Problem » Bring together all lines from the listing below that contain the string "label".

Material for this exercise »
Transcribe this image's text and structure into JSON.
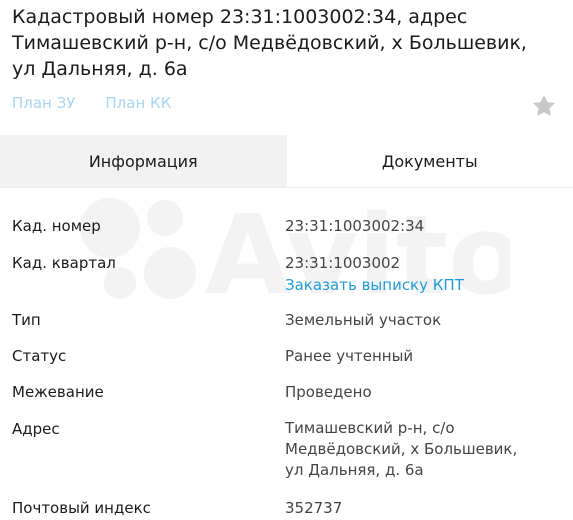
{
  "title": "Кадастровый номер 23:31:1003002:34, адрес Тимашевский р-н, с/о Медвёдовский, х Большевик, ул Дальняя, д. 6а",
  "plan_links": [
    "План ЗУ",
    "План КК"
  ],
  "tabs": [
    {
      "label": "Информация",
      "active": true
    },
    {
      "label": "Документы",
      "active": false
    }
  ],
  "details": {
    "kad_number": {
      "label": "Кад. номер",
      "value": "23:31:1003002:34"
    },
    "kad_quarter": {
      "label": "Кад. квартал",
      "value": "23:31:1003002",
      "action": "Заказать выписку КПТ"
    },
    "type": {
      "label": "Тип",
      "value": "Земельный участок"
    },
    "status": {
      "label": "Статус",
      "value": "Ранее учтенный"
    },
    "survey": {
      "label": "Межевание",
      "value": "Проведено"
    },
    "address": {
      "label": "Адрес",
      "line1": "Тимашевский р-н, с/о",
      "line2": "Медвёдовский, х Большевик,",
      "line3": "ул Дальняя, д. 6а"
    },
    "postal": {
      "label": "Почтовый индекс",
      "value": "352737"
    }
  },
  "colors": {
    "link": "#1e9be0",
    "link_faded": "#a8d4f5",
    "success": "#1da34a",
    "tab_active_bg": "#f2f2f2",
    "star": "#c8c8c8"
  },
  "icons": {
    "favorite": "star-icon"
  },
  "watermark": "Avito"
}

Answer section »
      "label": "Информация",
      "label": "Документы",
      "label": "Кад. номер",
      "label": "Кад. квартал",
      "label": "Тип",
      "label": "Статус",
      "label": "Межевание",
      "label": "Адрес",
      "label": "Почтовый индекс",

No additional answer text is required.